::: Data provided

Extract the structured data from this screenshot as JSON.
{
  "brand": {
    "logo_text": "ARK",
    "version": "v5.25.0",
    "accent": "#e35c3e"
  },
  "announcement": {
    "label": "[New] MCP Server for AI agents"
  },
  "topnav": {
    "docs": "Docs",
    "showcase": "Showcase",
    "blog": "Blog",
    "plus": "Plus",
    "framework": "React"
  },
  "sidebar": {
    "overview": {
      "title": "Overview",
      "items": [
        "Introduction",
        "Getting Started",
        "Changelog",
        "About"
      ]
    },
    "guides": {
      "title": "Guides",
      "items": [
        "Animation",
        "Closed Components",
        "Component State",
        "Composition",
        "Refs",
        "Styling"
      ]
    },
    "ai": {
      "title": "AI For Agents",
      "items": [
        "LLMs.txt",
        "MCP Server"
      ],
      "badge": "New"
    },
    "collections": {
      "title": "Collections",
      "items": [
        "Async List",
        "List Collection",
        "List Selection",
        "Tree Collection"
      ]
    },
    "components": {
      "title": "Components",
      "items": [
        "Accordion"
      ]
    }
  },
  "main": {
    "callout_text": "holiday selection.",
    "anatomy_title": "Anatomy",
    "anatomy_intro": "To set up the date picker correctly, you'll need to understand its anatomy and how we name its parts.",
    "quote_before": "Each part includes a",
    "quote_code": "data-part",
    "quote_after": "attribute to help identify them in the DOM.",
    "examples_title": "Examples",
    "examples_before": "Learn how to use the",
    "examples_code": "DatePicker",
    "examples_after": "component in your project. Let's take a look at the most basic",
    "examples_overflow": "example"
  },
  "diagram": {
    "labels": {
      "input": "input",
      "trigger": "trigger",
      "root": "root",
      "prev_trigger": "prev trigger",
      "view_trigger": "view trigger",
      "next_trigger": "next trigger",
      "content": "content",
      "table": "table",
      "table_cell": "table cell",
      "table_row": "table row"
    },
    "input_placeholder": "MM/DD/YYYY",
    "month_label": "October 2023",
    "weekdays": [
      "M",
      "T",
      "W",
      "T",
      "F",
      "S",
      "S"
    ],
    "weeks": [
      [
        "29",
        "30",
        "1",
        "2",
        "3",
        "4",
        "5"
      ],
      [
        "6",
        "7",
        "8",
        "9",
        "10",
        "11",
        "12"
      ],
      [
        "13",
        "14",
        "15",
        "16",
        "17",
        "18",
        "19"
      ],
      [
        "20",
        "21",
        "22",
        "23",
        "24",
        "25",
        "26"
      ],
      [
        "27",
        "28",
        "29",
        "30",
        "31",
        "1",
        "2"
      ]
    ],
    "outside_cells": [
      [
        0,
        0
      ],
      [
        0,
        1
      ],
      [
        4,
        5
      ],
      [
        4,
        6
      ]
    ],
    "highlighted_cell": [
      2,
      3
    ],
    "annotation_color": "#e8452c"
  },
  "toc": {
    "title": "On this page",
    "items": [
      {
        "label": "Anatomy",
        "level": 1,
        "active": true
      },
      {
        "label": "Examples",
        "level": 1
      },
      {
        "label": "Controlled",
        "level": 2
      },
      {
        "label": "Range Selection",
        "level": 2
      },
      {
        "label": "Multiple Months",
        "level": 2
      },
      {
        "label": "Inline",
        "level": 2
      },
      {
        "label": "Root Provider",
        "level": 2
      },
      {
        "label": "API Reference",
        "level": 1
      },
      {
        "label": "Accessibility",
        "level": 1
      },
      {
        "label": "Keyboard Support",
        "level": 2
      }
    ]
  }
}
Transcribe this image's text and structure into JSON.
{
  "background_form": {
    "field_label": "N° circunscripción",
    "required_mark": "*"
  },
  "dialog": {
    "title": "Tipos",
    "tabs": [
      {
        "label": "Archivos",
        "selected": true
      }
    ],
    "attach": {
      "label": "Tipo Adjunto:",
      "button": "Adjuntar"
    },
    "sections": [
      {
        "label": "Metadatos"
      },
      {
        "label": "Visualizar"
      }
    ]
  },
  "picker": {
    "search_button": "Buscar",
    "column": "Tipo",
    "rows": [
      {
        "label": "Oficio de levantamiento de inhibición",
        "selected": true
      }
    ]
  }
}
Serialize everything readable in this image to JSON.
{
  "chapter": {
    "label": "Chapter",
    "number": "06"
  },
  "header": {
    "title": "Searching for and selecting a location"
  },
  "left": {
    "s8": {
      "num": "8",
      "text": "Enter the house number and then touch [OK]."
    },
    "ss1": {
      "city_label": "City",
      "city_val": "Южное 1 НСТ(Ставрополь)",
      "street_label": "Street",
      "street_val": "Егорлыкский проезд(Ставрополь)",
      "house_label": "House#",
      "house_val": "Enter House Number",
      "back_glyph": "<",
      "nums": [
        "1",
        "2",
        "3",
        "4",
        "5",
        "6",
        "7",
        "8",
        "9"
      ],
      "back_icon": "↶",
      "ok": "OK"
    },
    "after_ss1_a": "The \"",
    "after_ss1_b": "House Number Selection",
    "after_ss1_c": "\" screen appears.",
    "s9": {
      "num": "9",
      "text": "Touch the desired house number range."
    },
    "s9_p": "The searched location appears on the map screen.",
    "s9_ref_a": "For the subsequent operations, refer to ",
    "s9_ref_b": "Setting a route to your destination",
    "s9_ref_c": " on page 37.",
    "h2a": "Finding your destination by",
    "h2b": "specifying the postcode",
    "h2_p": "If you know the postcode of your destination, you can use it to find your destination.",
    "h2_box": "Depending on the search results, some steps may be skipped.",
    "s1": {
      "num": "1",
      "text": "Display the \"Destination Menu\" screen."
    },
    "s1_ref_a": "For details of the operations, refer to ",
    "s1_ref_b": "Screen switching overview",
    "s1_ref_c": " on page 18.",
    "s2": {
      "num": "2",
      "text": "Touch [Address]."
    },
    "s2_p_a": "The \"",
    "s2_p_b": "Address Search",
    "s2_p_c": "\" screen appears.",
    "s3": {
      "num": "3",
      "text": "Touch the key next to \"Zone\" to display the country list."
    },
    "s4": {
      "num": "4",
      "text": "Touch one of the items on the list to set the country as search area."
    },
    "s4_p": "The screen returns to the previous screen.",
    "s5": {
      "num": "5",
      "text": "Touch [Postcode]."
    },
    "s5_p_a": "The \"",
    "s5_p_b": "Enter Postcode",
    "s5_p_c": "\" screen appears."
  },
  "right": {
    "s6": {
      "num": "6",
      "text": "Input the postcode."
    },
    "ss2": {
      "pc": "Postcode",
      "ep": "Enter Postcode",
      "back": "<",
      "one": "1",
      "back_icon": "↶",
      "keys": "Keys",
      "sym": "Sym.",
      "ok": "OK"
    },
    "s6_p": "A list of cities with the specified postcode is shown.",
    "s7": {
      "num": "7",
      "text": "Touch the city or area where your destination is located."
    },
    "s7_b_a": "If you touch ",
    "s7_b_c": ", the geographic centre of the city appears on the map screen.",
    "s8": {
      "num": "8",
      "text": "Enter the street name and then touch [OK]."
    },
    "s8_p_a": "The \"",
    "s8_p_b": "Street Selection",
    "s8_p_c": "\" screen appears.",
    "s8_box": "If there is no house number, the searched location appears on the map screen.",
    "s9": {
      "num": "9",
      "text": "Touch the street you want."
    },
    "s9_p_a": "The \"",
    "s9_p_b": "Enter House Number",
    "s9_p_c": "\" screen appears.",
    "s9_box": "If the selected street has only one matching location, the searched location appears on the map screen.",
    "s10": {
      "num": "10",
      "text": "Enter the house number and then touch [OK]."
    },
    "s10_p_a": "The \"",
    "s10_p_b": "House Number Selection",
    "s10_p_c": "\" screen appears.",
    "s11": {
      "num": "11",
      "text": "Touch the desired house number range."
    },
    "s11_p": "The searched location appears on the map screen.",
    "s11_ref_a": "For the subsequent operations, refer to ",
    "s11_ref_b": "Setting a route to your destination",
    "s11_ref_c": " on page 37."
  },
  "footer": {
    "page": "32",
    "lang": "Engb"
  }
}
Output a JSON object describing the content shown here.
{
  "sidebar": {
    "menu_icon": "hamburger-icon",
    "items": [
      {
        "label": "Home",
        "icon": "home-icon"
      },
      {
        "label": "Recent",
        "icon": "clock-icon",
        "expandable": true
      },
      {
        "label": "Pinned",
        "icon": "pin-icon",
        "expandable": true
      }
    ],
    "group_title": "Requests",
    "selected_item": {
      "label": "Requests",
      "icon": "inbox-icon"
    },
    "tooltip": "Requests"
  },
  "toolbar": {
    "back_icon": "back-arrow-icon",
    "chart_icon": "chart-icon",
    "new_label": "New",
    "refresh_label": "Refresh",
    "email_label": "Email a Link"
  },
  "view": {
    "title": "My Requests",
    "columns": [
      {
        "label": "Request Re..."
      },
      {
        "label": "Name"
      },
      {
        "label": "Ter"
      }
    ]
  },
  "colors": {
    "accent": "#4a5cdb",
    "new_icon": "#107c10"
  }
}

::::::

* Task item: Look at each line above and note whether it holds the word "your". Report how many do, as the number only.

* Response to the exercise: 6